“The Biden EPA restores some of the discretion of certification authorities that the Trump rule had limited by imposing a one-year deadline and limiting the scope of their review,” he said. “It provides more definition to the process, which could be helpful, but it gives CAs the ability to look at projects more broadly.”
The debate over Section 401 of the Clean Water Act made its way to the Supreme Court earlier this year after Republican-led states asked judges to overturn a federal judge’s decision that had blocked the rule Trump while the Biden administration worked to replace her.
In a short order issued through the Supreme Court’s emergency roll, five members of the conservative wing agreed to revive the Trump rule, which dismantled about 50 years of precedent for how states, tribes and the federal government had addressed water quality certifications.

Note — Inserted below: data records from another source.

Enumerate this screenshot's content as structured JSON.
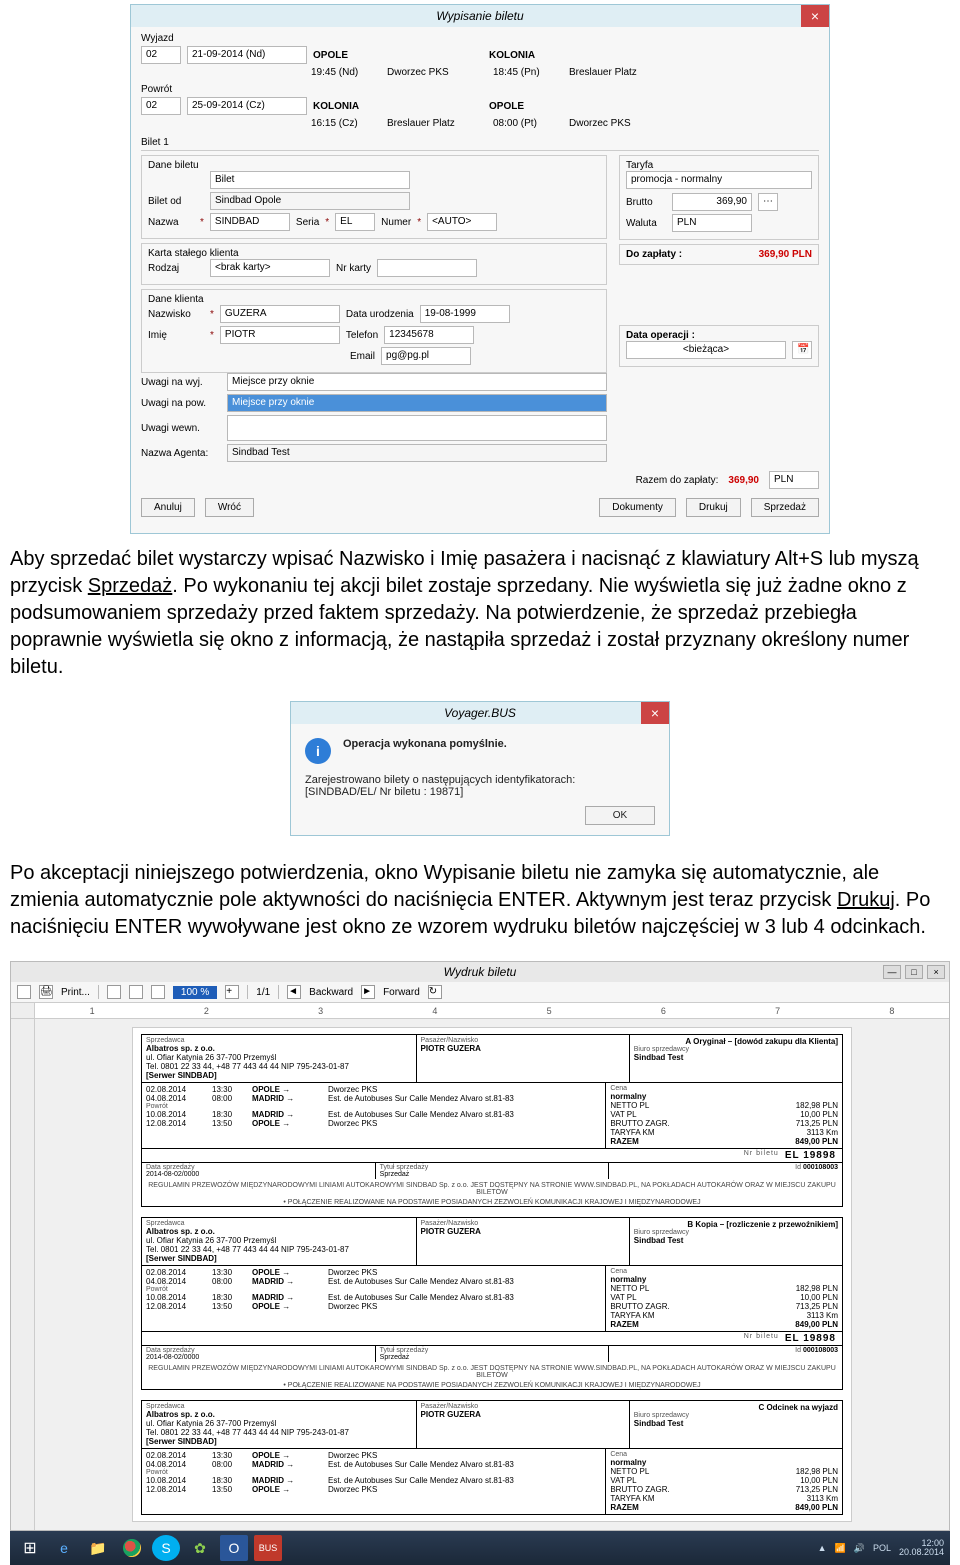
{
  "win1": {
    "title": "Wypisanie biletu",
    "wyjazd_label": "Wyjazd",
    "seg_no": "02",
    "out_date": "21-09-2014 (Nd)",
    "out_from": "OPOLE",
    "out_to": "KOLONIA",
    "out_time": "19:45 (Nd)",
    "out_station_from": "Dworzec PKS",
    "out_time2": "18:45 (Pn)",
    "out_station_to": "Breslauer Platz",
    "powrot_label": "Powrót",
    "ret_no": "02",
    "ret_date": "25-09-2014 (Cz)",
    "ret_from": "KOLONIA",
    "ret_to": "OPOLE",
    "ret_time": "16:15 (Cz)",
    "ret_station_from": "Breslauer Platz",
    "ret_time2": "08:00 (Pt)",
    "ret_station_to": "Dworzec PKS",
    "tab": "Bilet 1",
    "dane_biletu": "Dane biletu",
    "bilet_val": "Bilet",
    "biletod_label": "Bilet od",
    "biletod_val": "Sindbad Opole",
    "nazwa_label": "Nazwa",
    "nazwa_val": "SINDBAD",
    "seria_label": "Seria",
    "seria_val": "EL",
    "numer_label": "Numer",
    "numer_val": "<AUTO>",
    "taryfa_label": "Taryfa",
    "taryfa_val": "promocja - normalny",
    "brutto_label": "Brutto",
    "brutto_val": "369,90",
    "waluta_label": "Waluta",
    "waluta_val": "PLN",
    "dozaplaty_label": "Do zapłaty :",
    "dozaplaty_val": "369,90 PLN",
    "karta_label": "Karta stałego klienta",
    "rodzaj_label": "Rodzaj",
    "rodzaj_val": "<brak karty>",
    "nrkarty_label": "Nr karty",
    "daneklienta_label": "Dane klienta",
    "nazwisko_label": "Nazwisko",
    "nazwisko_val": "GUZERA",
    "dataur_label": "Data urodzenia",
    "dataur_val": "19-08-1999",
    "imie_label": "Imię",
    "imie_val": "PIOTR",
    "telefon_label": "Telefon",
    "telefon_val": "12345678",
    "email_label": "Email",
    "email_val": "pg@pg.pl",
    "dataop_label": "Data operacji :",
    "dataop_val": "<bieżąca>",
    "uwagi_wyj_label": "Uwagi na wyj.",
    "uwagi_wyj_val": "Miejsce przy oknie",
    "uwagi_pow_label": "Uwagi na pow.",
    "uwagi_pow_val": "Miejsce przy oknie",
    "uwagi_wewn_label": "Uwagi wewn.",
    "agent_label": "Nazwa Agenta:",
    "agent_val": "Sindbad Test",
    "razem_label": "Razem do zapłaty:",
    "razem_val": "369,90",
    "razem_cur": "PLN",
    "buttons": {
      "anuluj": "Anuluj",
      "wroc": "Wróć",
      "dokumenty": "Dokumenty",
      "drukuj": "Drukuj",
      "sprzedaz": "Sprzedaż"
    }
  },
  "para1": "Aby sprzedać bilet wystarczy wpisać Nazwisko i Imię pasażera i nacisnąć z klawiatury Alt+S lub myszą przycisk ",
  "para1_bold": "Sprzedaż",
  "para1b": ". Po wykonaniu tej akcji bilet zostaje sprzedany. Nie wyświetla się już żadne okno z podsumowaniem sprzedaży przed faktem sprzedaży. Na potwierdzenie, że sprzedaż przebiegła poprawnie wyświetla się okno z informacją, że nastąpiła sprzedaż i został przyznany określony numer biletu.",
  "dlg": {
    "title": "Voyager.BUS",
    "line1": "Operacja wykonana pomyślnie.",
    "line2": "Zarejestrowano bilety o następujących identyfikatorach:",
    "line3": "[SINDBAD/EL/ Nr biletu : 19871]",
    "ok": "OK"
  },
  "para2a": "Po akceptacji niniejszego potwierdzenia, okno Wypisanie biletu nie zamyka się automatycznie, ale zmienia automatycznie pole aktywności do naciśnięcia ENTER. Aktywnym jest teraz przycisk ",
  "para2_bold": "Drukuj",
  "para2b": ". Po naciśnięciu ENTER wywoływane jest okno ze wzorem wydruku biletów najczęściej w 3 lub 4 odcinkach.",
  "win3": {
    "title": "Wydruk biletu",
    "print": "Print...",
    "zoom": "100 %",
    "pages": "1/1",
    "backward": "Backward",
    "forward": "Forward",
    "rnums": [
      "1",
      "2",
      "3",
      "4",
      "5",
      "6",
      "7",
      "8"
    ],
    "tickets": [
      {
        "copy": "A Oryginał – [dowód zakupu dla Klienta]"
      },
      {
        "copy": "B Kopia – [rozliczenie z przewoźnikiem]"
      },
      {
        "copy": "C Odcinek na wyjazd"
      }
    ],
    "seller_hdr": "Sprzedawca",
    "seller1": "Albatros sp. z o.o.",
    "seller2": "ul. Ofiar Katynia 26 37-700 Przemyśl",
    "seller3": "Tel. 0801 22 33 44, +48 77 443 44 44 NIP 795-243-01-87",
    "seller4": "[Serwer SINDBAD]",
    "pass_hdr": "Pasażer/Nazwisko",
    "pass_name": "PIOTR GUZERA",
    "biuro_hdr": "Biuro sprzedawcy",
    "biuro_val": "Sindbad Test",
    "cena_hdr": "Cena",
    "cena_type": "normalny",
    "rows_labels": [
      "NETTO PL",
      "VAT PL",
      "BRUTTO ZAGR.",
      "TARYFA KM",
      "RAZEM"
    ],
    "rows_vals": [
      "182,98 PLN",
      "10,00 PLN",
      "713,25 PLN",
      "3113 Km",
      "849,00 PLN"
    ],
    "sched": [
      {
        "d": "02.08.2014",
        "t": "13:30",
        "c": "OPOLE →",
        "st": "Dworzec PKS"
      },
      {
        "d": "04.08.2014",
        "t": "08:00",
        "c": "MADRID →",
        "st": "Est. de Autobuses Sur Calle Mendez Alvaro st.81-83"
      },
      {
        "d": "",
        "t": "",
        "c": "",
        "st": ""
      },
      {
        "d": "10.08.2014",
        "t": "18:30",
        "c": "MADRID →",
        "st": "Est. de Autobuses Sur Calle Mendez Alvaro st.81-83"
      },
      {
        "d": "12.08.2014",
        "t": "13:50",
        "c": "OPOLE →",
        "st": "Dworzec PKS"
      }
    ],
    "powrot_pre": "Powrót",
    "nrbiletu_pre": "Nr biletu",
    "nrbiletu": "EL  19898",
    "datasp_lbl": "Data sprzedaży",
    "datasp_val": "2014-08-02/0000",
    "tyt_lbl": "Tytuł sprzedaży",
    "tyt_val": "Sprzedaż",
    "id_lbl": "Id",
    "id_val": "000108003",
    "regul": "REGULAMIN PRZEWOZÓW MIĘDZYNARODOWYMI LINIAMI AUTOKAROWYMI SINDBAD Sp. z o.o. JEST DOSTĘPNY NA STRONIE WWW.SINDBAD.PL, NA POKŁADACH AUTOKARÓW ORAZ W MIEJSCU ZAKUPU BILETÓW",
    "regul2": "• POŁĄCZENIE REALIZOWANE NA PODSTAWIE POSIADANYCH ZEZWOLEŃ KOMUNIKACJI KRAJOWEJ I MIĘDZYNARODOWEJ"
  },
  "tray": {
    "lang": "POL",
    "time": "12:00",
    "date": "20.08.2014"
  }
}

They did not explain their reasoning (green wireApril 6).
Four justices made their frustrations known, with Chief Justice John Roberts joining in dissenting Justice Elena Kagan denouncing the order as an abuse of the court’s emergency – or “shadow” – role.
The underlying question of the legality of the Trump rule now rests with the 9th U.S. Circuit Court of Appeals, which is considering whether Senior Judge William Alsup of the U.S. District Court for the Northern District of California erred last year when he concluded that the settlement violated decades of Supreme Court precedent.
Alsup, a Clinton appointee, cited the 1994 court ruling in Jefferson County Public Utility District No. 1 v. Washington Department of Ecologywho said states could require federally approved hydroelectric projects to maintain minimum stream flow, even though this issue is not directly addressed in the Clean Water Act (green wireOctober 25, 2021).
The EPA referenced this decision in its fact sheet today.
“This approach restores the broader, more environmentally protective scope that the Supreme Court affirmed in 1994,” the agency wrote.
The issue of the timing of state and tribal water certifications has also come under legal scrutiny.
In a 2019 case, for example, the United States Court of Appeals for the District of Columbia Circuit faulted California and Oregon for engaging in a program to reset the clock on dam permit renewal approvals, rather than handing over the decision to the Federal Energy Regulatory Commission. (green wireJanuary 25, 2019).
The Supreme Court later declined to review the DC Circuit’s decision.